• TASK OBJECTIVE
The response must contain all of the entries, each one repeated exactly.
(SUPPLIED MATERIAL Opens)
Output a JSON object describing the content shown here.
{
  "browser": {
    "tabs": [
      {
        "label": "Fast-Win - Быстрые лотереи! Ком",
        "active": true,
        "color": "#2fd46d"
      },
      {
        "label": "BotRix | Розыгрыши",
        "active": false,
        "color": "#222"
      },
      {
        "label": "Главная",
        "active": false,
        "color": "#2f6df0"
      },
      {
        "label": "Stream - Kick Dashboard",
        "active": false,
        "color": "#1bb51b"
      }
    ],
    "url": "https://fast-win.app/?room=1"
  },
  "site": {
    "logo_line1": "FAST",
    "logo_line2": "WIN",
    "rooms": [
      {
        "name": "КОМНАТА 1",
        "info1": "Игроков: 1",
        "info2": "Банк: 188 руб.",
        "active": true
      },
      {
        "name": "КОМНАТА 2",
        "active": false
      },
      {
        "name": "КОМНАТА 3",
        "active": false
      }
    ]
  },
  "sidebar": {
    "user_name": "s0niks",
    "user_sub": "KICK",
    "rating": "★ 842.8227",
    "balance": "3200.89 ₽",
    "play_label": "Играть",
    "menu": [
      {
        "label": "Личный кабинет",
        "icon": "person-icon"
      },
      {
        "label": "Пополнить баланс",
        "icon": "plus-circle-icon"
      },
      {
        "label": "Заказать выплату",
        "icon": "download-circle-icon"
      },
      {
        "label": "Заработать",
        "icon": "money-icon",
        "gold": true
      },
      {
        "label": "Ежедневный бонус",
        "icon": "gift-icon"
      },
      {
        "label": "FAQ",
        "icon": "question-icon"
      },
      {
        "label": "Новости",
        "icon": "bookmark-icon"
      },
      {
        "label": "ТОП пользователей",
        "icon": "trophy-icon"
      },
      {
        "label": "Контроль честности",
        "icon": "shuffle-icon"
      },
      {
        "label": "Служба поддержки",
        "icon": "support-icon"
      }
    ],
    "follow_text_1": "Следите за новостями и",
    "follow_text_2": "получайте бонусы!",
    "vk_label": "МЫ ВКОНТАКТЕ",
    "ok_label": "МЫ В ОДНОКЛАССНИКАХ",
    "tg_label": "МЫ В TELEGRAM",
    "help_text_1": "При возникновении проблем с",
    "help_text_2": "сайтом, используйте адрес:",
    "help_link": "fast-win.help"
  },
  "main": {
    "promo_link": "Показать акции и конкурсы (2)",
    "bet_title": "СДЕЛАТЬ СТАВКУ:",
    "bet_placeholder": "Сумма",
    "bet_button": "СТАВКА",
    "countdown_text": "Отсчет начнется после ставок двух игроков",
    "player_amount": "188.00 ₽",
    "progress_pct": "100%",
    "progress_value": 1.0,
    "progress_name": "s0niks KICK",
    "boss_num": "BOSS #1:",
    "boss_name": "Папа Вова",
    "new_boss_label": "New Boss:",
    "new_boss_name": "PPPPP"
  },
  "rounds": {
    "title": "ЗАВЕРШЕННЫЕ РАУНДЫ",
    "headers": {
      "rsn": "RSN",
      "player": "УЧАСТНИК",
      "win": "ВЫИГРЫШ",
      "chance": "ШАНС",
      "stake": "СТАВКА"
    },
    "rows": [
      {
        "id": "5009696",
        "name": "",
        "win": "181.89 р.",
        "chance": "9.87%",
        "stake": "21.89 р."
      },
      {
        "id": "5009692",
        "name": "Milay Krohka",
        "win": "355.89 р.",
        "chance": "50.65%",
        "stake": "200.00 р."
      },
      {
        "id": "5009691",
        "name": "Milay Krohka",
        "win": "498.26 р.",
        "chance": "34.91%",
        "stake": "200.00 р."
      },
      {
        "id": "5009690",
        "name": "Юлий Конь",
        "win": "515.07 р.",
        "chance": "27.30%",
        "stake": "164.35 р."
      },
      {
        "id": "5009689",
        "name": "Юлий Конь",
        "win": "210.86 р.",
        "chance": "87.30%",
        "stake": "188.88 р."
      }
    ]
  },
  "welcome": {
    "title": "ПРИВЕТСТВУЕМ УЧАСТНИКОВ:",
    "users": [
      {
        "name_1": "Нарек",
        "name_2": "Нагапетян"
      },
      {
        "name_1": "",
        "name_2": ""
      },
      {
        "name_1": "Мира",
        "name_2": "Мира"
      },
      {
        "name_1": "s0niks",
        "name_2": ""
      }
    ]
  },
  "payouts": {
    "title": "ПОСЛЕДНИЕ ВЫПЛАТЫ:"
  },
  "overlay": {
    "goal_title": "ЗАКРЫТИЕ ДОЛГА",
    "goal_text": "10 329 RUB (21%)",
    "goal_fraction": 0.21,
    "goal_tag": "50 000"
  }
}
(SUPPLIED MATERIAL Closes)
• PROBLEM SOLUTION
Output a JSON object describing the content shown here.
{
  "browser": {
    "tabs": [
      {
        "label": "Fast-Win - Быстрые лотереи! Ком",
        "active": true,
        "color": "#2fd46d"
      },
      {
        "label": "BotRix | Розыгрыши",
        "active": false,
        "color": "#222"
      },
      {
        "label": "Главная",
        "active": false,
        "color": "#2f6df0"
      },
      {
        "label": "Stream - Kick Dashboard",
        "active": false,
        "color": "#1bb51b"
      }
    ],
    "url": "https://fast-win.app/?room=1"
  },
  "site": {
    "logo_line1": "FAST",
    "logo_line2": "WIN",
    "rooms": [
      {
        "name": "КОМНАТА 1",
        "info1": "Игроков: 1",
        "info2": "Банк: 188 руб.",
        "active": true
      },
      {
        "name": "КОМНАТА 2",
        "active": false
      },
      {
        "name": "КОМНАТА 3",
        "active": false
      }
    ]
  },
  "sidebar": {
    "user_name": "s0niks",
    "user_sub": "KICK",
    "rating": "★ 842.8227",
    "balance": "3200.89 ₽",
    "play_label": "Играть",
    "menu": [
      {
        "label": "Личный кабинет",
        "icon": "person-icon"
      },
      {
        "label": "Пополнить баланс",
        "icon": "plus-circle-icon"
      },
      {
        "label": "Заказать выплату",
        "icon": "download-circle-icon"
      },
      {
        "label": "Заработать",
        "icon": "money-icon",
        "gold": true
      },
      {
        "label": "Ежедневный бонус",
        "icon": "gift-icon"
      },
      {
        "label": "FAQ",
        "icon": "question-icon"
      },
      {
        "label": "Новости",
        "icon": "bookmark-icon"
      },
      {
        "label": "ТОП пользователей",
        "icon": "trophy-icon"
      },
      {
        "label": "Контроль честности",
        "icon": "shuffle-icon"
      },
      {
        "label": "Служба поддержки",
        "icon": "support-icon"
      }
    ],
    "follow_text_1": "Следите за новостями и",
    "follow_text_2": "получайте бонусы!",
    "vk_label": "МЫ ВКОНТАКТЕ",
    "ok_label": "МЫ В ОДНОКЛАССНИКАХ",
    "tg_label": "МЫ В TELEGRAM",
    "help_text_1": "При возникновении проблем с",
    "help_text_2": "сайтом, используйте адрес:",
    "help_link": "fast-win.help"
  },
  "main": {
    "promo_link": "Показать акции и конкурсы (2)",
    "bet_title": "СДЕЛАТЬ СТАВКУ:",
    "bet_placeholder": "Сумма",
    "bet_button": "СТАВКА",
    "countdown_text": "Отсчет начнется после ставок двух игроков",
    "player_amount": "188.00 ₽",
    "progress_pct": "100%",
    "progress_value": 1.0,
    "progress_name": "s0niks KICK",
    "boss_num": "BOSS #1:",
    "boss_name": "Папа Вова",
    "new_boss_label": "New Boss:",
    "new_boss_name": "PPPPP"
  },
  "rounds": {
    "title": "ЗАВЕРШЕННЫЕ РАУНДЫ",
    "headers": {
      "rsn": "RSN",
      "player": "УЧАСТНИК",
      "win": "ВЫИГРЫШ",
      "chance": "ШАНС",
      "stake": "СТАВКА"
    },
    "rows": [
      {
        "id": "5009696",
        "name": "",
        "win": "181.89 р.",
        "chance": "9.87%",
        "stake": "21.89 р."
      },
      {
        "id": "5009692",
        "name": "Milay Krohka",
        "win": "355.89 р.",
        "chance": "50.65%",
        "stake": "200.00 р."
      },
      {
        "id": "5009691",
        "name": "Milay Krohka",
        "win": "498.26 р.",
        "chance": "34.91%",
        "stake": "200.00 р."
      },
      {
        "id": "5009690",
        "name": "Юлий Конь",
        "win": "515.07 р.",
        "chance": "27.30%",
        "stake": "164.35 р."
      },
      {
        "id": "5009689",
        "name": "Юлий Конь",
        "win": "210.86 р.",
        "chance": "87.30%",
        "stake": "188.88 р."
      }
    ]
  },
  "welcome": {
    "title": "ПРИВЕТСТВУЕМ УЧАСТНИКОВ:",
    "users": [
      {
        "name_1": "Нарек",
        "name_2": "Нагапетян"
      },
      {
        "name_1": "",
        "name_2": ""
      },
      {
        "name_1": "Мира",
        "name_2": "Мира"
      },
      {
        "name_1": "s0niks",
        "name_2": ""
      }
    ]
  },
  "payouts": {
    "title": "ПОСЛЕДНИЕ ВЫПЛАТЫ:"
  },
  "overlay": {
    "goal_title": "ЗАКРЫТИЕ ДОЛГА",
    "goal_text": "10 329 RUB (21%)",
    "goal_fraction": 0.21,
    "goal_tag": "50 000"
  }
}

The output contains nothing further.